(Available records)

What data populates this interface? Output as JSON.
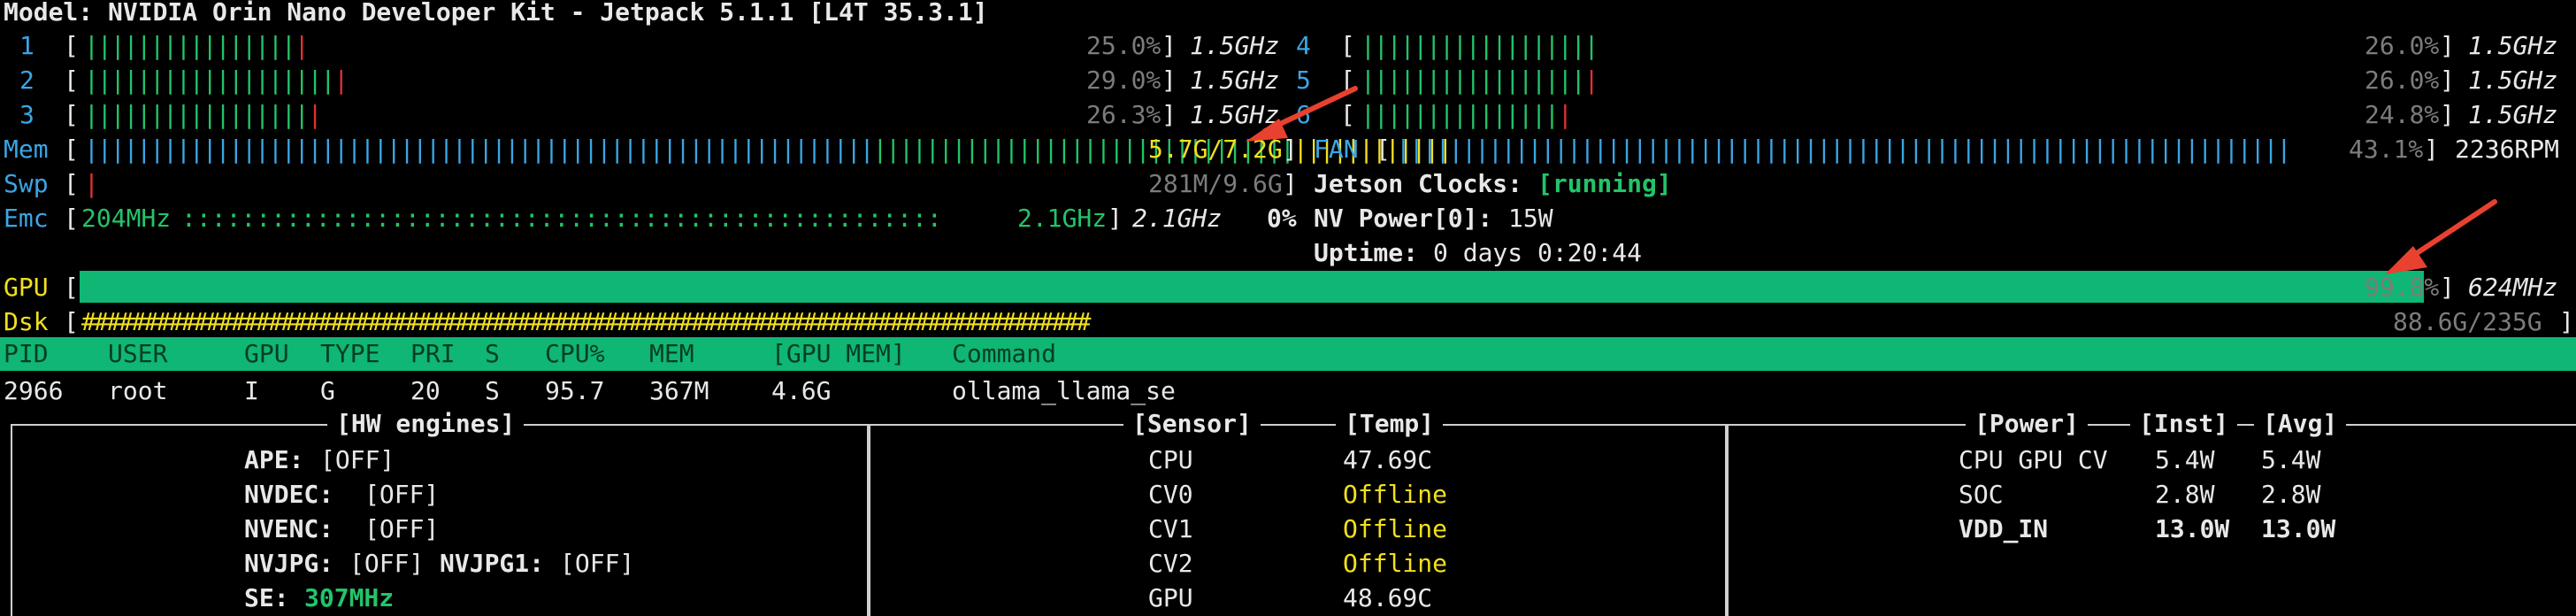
{
  "model": "Model: NVIDIA Orin Nano Developer Kit - Jetpack 5.1.1 [L4T 35.3.1]",
  "cpus": [
    {
      "id": "1",
      "pct": "25.0%",
      "freq": "1.5GHz"
    },
    {
      "id": "2",
      "pct": "29.0%",
      "freq": "1.5GHz"
    },
    {
      "id": "3",
      "pct": "26.3%",
      "freq": "1.5GHz"
    },
    {
      "id": "4",
      "pct": "26.0%",
      "freq": "1.5GHz"
    },
    {
      "id": "5",
      "pct": "26.0%",
      "freq": "1.5GHz"
    },
    {
      "id": "6",
      "pct": "24.8%",
      "freq": "1.5GHz"
    }
  ],
  "mem": {
    "label": "Mem",
    "value": "5.7G/7.2G",
    "fill": 0.79
  },
  "fan": {
    "label": "FAN",
    "pct": "43.1%",
    "rpm": "2236RPM",
    "fill": 0.43
  },
  "swp": {
    "label": "Swp",
    "value": "281M/9.6G"
  },
  "jetson_clocks": {
    "label": "Jetson Clocks:",
    "value": "[running]"
  },
  "emc": {
    "label": "Emc",
    "min": "204MHz",
    "max": "2.1GHz",
    "freq": "2.1GHz",
    "pct": "0%"
  },
  "nv_power": {
    "label": "NV Power[0]:",
    "value": "15W"
  },
  "uptime": {
    "label": "Uptime:",
    "value": "0 days 0:20:44"
  },
  "gpu": {
    "label": "GPU",
    "pct": "99.8%",
    "freq": "624MHz",
    "fill": 0.998
  },
  "dsk": {
    "label": "Dsk",
    "value": "88.6G/235G",
    "fill": 0.37
  },
  "proc_headers": [
    "PID",
    "USER",
    "GPU",
    "TYPE",
    "PRI",
    "S",
    "CPU%",
    "MEM",
    "[GPU MEM]",
    "Command"
  ],
  "proc_rows": [
    [
      "2966",
      "root",
      "I",
      "G",
      "20",
      "S",
      "95.7",
      "367M",
      "4.6G",
      "ollama_llama_se"
    ]
  ],
  "hw_engines": {
    "title": "[HW engines]",
    "ape": {
      "label": "APE:",
      "value": "[OFF]"
    },
    "nvdec": {
      "label": "NVDEC:",
      "value": "[OFF]"
    },
    "nvenc": {
      "label": "NVENC:",
      "value": "[OFF]"
    },
    "nvjpg": {
      "label": "NVJPG:",
      "value": "[OFF]"
    },
    "nvjpg1": {
      "label": "NVJPG1:",
      "value": "[OFF]"
    },
    "se": {
      "label": "SE:",
      "value": "307MHz"
    }
  },
  "sensors": {
    "title_sensor": "[Sensor]",
    "title_temp": "[Temp]",
    "rows": [
      {
        "name": "CPU",
        "temp": "47.69C",
        "offline": false
      },
      {
        "name": "CV0",
        "temp": "Offline",
        "offline": true
      },
      {
        "name": "CV1",
        "temp": "Offline",
        "offline": true
      },
      {
        "name": "CV2",
        "temp": "Offline",
        "offline": true
      },
      {
        "name": "GPU",
        "temp": "48.69C",
        "offline": false
      }
    ]
  },
  "power": {
    "title_power": "[Power]",
    "title_inst": "[Inst]",
    "title_avg": "[Avg]",
    "rows": [
      {
        "name": "CPU GPU CV",
        "inst": "5.4W",
        "avg": "5.4W",
        "bold": false
      },
      {
        "name": "SOC",
        "inst": "2.8W",
        "avg": "2.8W",
        "bold": false
      },
      {
        "name": "VDD_IN",
        "inst": "13.0W",
        "avg": "13.0W",
        "bold": true
      }
    ]
  },
  "colors": {
    "gpu_bar": "#10b673",
    "header_bar": "#10b673",
    "arrow": "#e8412f"
  }
}
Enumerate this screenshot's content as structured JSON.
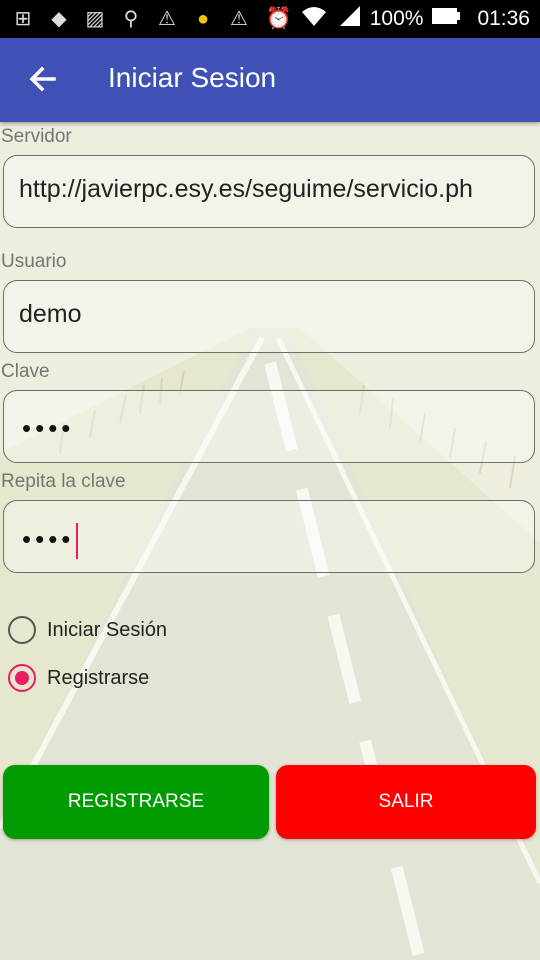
{
  "status_bar": {
    "battery": "100%",
    "time": "01:36",
    "icons": [
      "add-box-icon",
      "cat-icon",
      "image-icon",
      "search-icon",
      "warning-icon",
      "bulb-icon",
      "warning-icon",
      "alarm-icon",
      "wifi-icon",
      "signal-icon",
      "battery-icon"
    ]
  },
  "toolbar": {
    "title": "Iniciar Sesion"
  },
  "form": {
    "server_label": "Servidor",
    "server_value": "http://javierpc.esy.es/seguime/servicio.ph",
    "user_label": "Usuario",
    "user_value": "demo",
    "password_label": "Clave",
    "password_mask": "••••",
    "repeat_label": "Repita la clave",
    "repeat_mask": "••••"
  },
  "options": {
    "login_label": "Iniciar Sesión",
    "register_label": "Registrarse",
    "selected": "register"
  },
  "buttons": {
    "register_label": "REGISTRARSE",
    "register_color": "#009b00",
    "exit_label": "SALIR",
    "exit_color": "#ff0000"
  },
  "colors": {
    "toolbar": "#3f51b5",
    "accent": "#e91e63"
  }
}
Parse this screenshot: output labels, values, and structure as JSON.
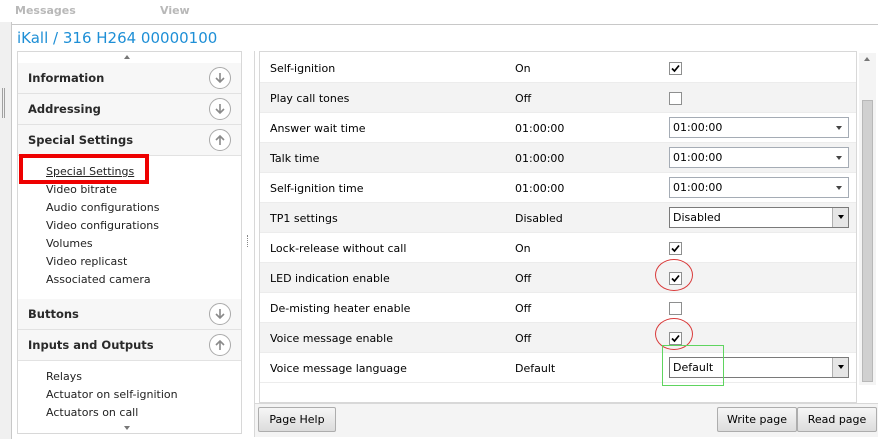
{
  "menubar": {
    "messages": "Messages",
    "view": "View"
  },
  "window": {
    "title": "iKall / 316 H264 00000100"
  },
  "nav": {
    "sections": [
      {
        "label": "Information",
        "icon": "chevron-circle-down-icon"
      },
      {
        "label": "Addressing",
        "icon": "chevron-circle-down-icon"
      },
      {
        "label": "Special Settings",
        "icon": "chevron-circle-up-icon"
      },
      {
        "label": "Buttons",
        "icon": "chevron-circle-down-icon"
      },
      {
        "label": "Inputs and Outputs",
        "icon": "chevron-circle-up-icon"
      }
    ],
    "special_items": [
      "Special Settings",
      "Video bitrate",
      "Audio configurations",
      "Video configurations",
      "Volumes",
      "Video replicast",
      "Associated camera"
    ],
    "io_items": [
      "Relays",
      "Actuator on self-ignition",
      "Actuators on call"
    ]
  },
  "settings": {
    "rows": [
      {
        "name": "Self-ignition",
        "value": "On",
        "control": "checkbox",
        "checked": true
      },
      {
        "name": "Play call tones",
        "value": "Off",
        "control": "checkbox",
        "checked": false
      },
      {
        "name": "Answer wait time",
        "value": "01:00:00",
        "control": "select",
        "selected": "01:00:00"
      },
      {
        "name": "Talk time",
        "value": "01:00:00",
        "control": "select",
        "selected": "01:00:00"
      },
      {
        "name": "Self-ignition time",
        "value": "01:00:00",
        "control": "select",
        "selected": "01:00:00"
      },
      {
        "name": "TP1 settings",
        "value": "Disabled",
        "control": "select-boxed",
        "selected": "Disabled"
      },
      {
        "name": "Lock-release without call",
        "value": "On",
        "control": "checkbox",
        "checked": true
      },
      {
        "name": "LED indication enable",
        "value": "Off",
        "control": "checkbox",
        "checked": true
      },
      {
        "name": "De-misting heater enable",
        "value": "Off",
        "control": "checkbox",
        "checked": false
      },
      {
        "name": "Voice message enable",
        "value": "Off",
        "control": "checkbox",
        "checked": true
      },
      {
        "name": "Voice message language",
        "value": "Default",
        "control": "select-boxed",
        "selected": "Default"
      }
    ]
  },
  "buttons": {
    "page_help": "Page Help",
    "write_page": "Write page",
    "read_page": "Read page"
  },
  "colors": {
    "title_blue": "#1e8fd6",
    "highlight_red": "#ee0000",
    "annotation_red": "#d93a3a",
    "annotation_green": "#5fd45f"
  }
}
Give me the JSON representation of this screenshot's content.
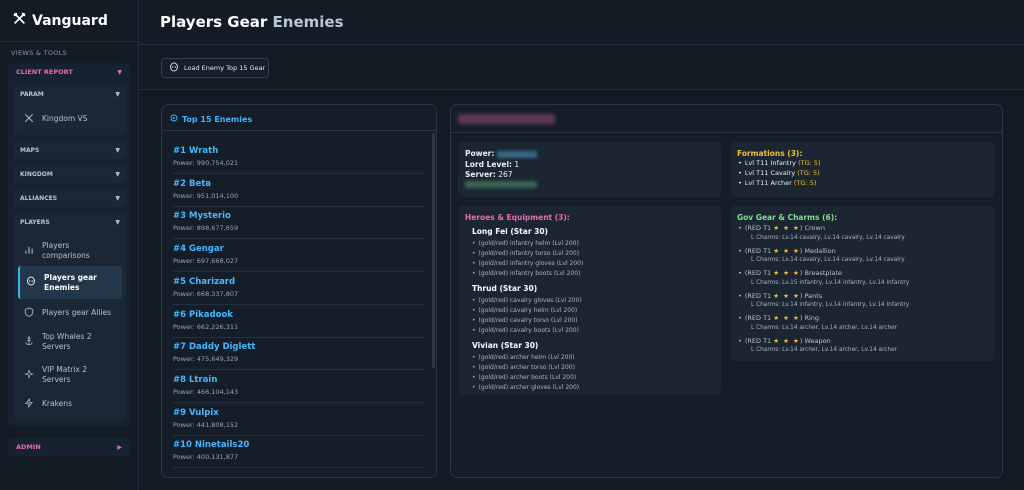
{
  "app": {
    "name": "Vanguard"
  },
  "sidebar": {
    "section_label": "VIEWS & TOOLS",
    "client_report": "CLIENT REPORT",
    "param": "PARAM",
    "kingdom_vs": "Kingdom VS",
    "maps": "MAPS",
    "kingdom": "KINGDOM",
    "alliances": "ALLIANCES",
    "players": "PLAYERS",
    "items": [
      {
        "line1": "Players",
        "line2": "comparisons"
      },
      {
        "line1": "Players gear",
        "line2": "Enemies"
      },
      {
        "line1": "Players gear Allies",
        "line2": ""
      },
      {
        "line1": "Top Whales 2",
        "line2": "Servers"
      },
      {
        "line1": "VIP Matrix 2",
        "line2": "Servers"
      },
      {
        "line1": "Krakens",
        "line2": ""
      }
    ],
    "admin": "ADMIN"
  },
  "header": {
    "title_main": "Players Gear",
    "title_accent": "Enemies"
  },
  "toolbar": {
    "load_label": "Load Enemy Top 15 Gear"
  },
  "enemies": {
    "title": "Top 15 Enemies",
    "list": [
      {
        "name": "#1 Wrath",
        "power": "Power: 990,754,021"
      },
      {
        "name": "#2 Beta",
        "power": "Power: 951,014,100"
      },
      {
        "name": "#3 Mysterio",
        "power": "Power: 898,677,659"
      },
      {
        "name": "#4 Gengar",
        "power": "Power: 697,668,027"
      },
      {
        "name": "#5 Charizard",
        "power": "Power: 668,337,807"
      },
      {
        "name": "#6 Pikadook",
        "power": "Power: 662,226,311"
      },
      {
        "name": "#7 Daddy Diglett",
        "power": "Power: 475,649,329"
      },
      {
        "name": "#8 Ltrain",
        "power": "Power: 466,104,143"
      },
      {
        "name": "#9 Vulpix",
        "power": "Power: 441,808,152"
      },
      {
        "name": "#10 Ninetails20",
        "power": "Power: 400,131,877"
      }
    ]
  },
  "detail": {
    "power_label": "Power:",
    "lord_level_label": "Lord Level:",
    "lord_level": "1",
    "server_label": "Server:",
    "server": "267",
    "formations_title": "Formations (3):",
    "formations": [
      {
        "text": "Lvl T11 Infantry",
        "tg": "(TG: 5)"
      },
      {
        "text": "Lvl T11 Cavalry",
        "tg": "(TG: 5)"
      },
      {
        "text": "Lvl T11 Archer",
        "tg": "(TG: 5)"
      }
    ],
    "heroes_title": "Heroes & Equipment (3):",
    "heroes": [
      {
        "name": "Long Fei (Star 30)",
        "gear": [
          "(gold/red) infantry helm (Lvl 200)",
          "(gold/red) infantry torso (Lvl 200)",
          "(gold/red) infantry gloves (Lvl 200)",
          "(gold/red) infantry boots (Lvl 200)"
        ]
      },
      {
        "name": "Thrud (Star 30)",
        "gear": [
          "(gold/red) cavalry gloves (Lvl 200)",
          "(gold/red) cavalry helm (Lvl 200)",
          "(gold/red) cavalry torso (Lvl 200)",
          "(gold/red) cavalry boots (Lvl 200)"
        ]
      },
      {
        "name": "Vivian (Star 30)",
        "gear": [
          "(gold/red) archer helm (Lvl 200)",
          "(gold/red) archer torso (Lvl 200)",
          "(gold/red) archer boots (Lvl 200)",
          "(gold/red) archer gloves (Lvl 200)"
        ]
      }
    ],
    "gov_title": "Gov Gear & Charms (6):",
    "gov": [
      {
        "prefix": "(RED T1",
        "stars": "★ ★ ★",
        "item": ") Crown",
        "charms": "L Charms: Lv.14 cavalry, Lv.14 cavalry, Lv.14 cavalry"
      },
      {
        "prefix": "(RED T1",
        "stars": "★ ★ ★",
        "item": ") Medallion",
        "charms": "L Charms: Lv.14 cavalry, Lv.14 cavalry, Lv.14 cavalry"
      },
      {
        "prefix": "(RED T1",
        "stars": "★ ★ ★",
        "item": ") Breastplate",
        "charms": "L Charms: Lv.15 infantry, Lv.14 infantry, Lv.14 infantry"
      },
      {
        "prefix": "(RED T1",
        "stars": "★ ★ ★",
        "item": ") Pants",
        "charms": "L Charms: Lv.14 infantry, Lv.14 infantry, Lv.14 infantry"
      },
      {
        "prefix": "(RED T1",
        "stars": "★ ★ ★",
        "item": ") Ring",
        "charms": "L Charms: Lv.14 archer, Lv.14 archer, Lv.14 archer"
      },
      {
        "prefix": "(RED T1",
        "stars": "★ ★ ★",
        "item": ") Weapon",
        "charms": "L Charms: Lv.14 archer, Lv.14 archer, Lv.14 archer"
      }
    ]
  },
  "colors": {
    "accent_blue": "#3fb5ff",
    "accent_pink": "#ec6ab0",
    "accent_yellow": "#f1c232",
    "accent_green": "#7ee08f"
  }
}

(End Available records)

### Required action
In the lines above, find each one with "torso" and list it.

### Exercise output
          "(gold/red) infantry torso (Lvl 200)",
          "(gold/red) cavalry torso (Lvl 200)",
          "(gold/red) archer torso (Lvl 200)",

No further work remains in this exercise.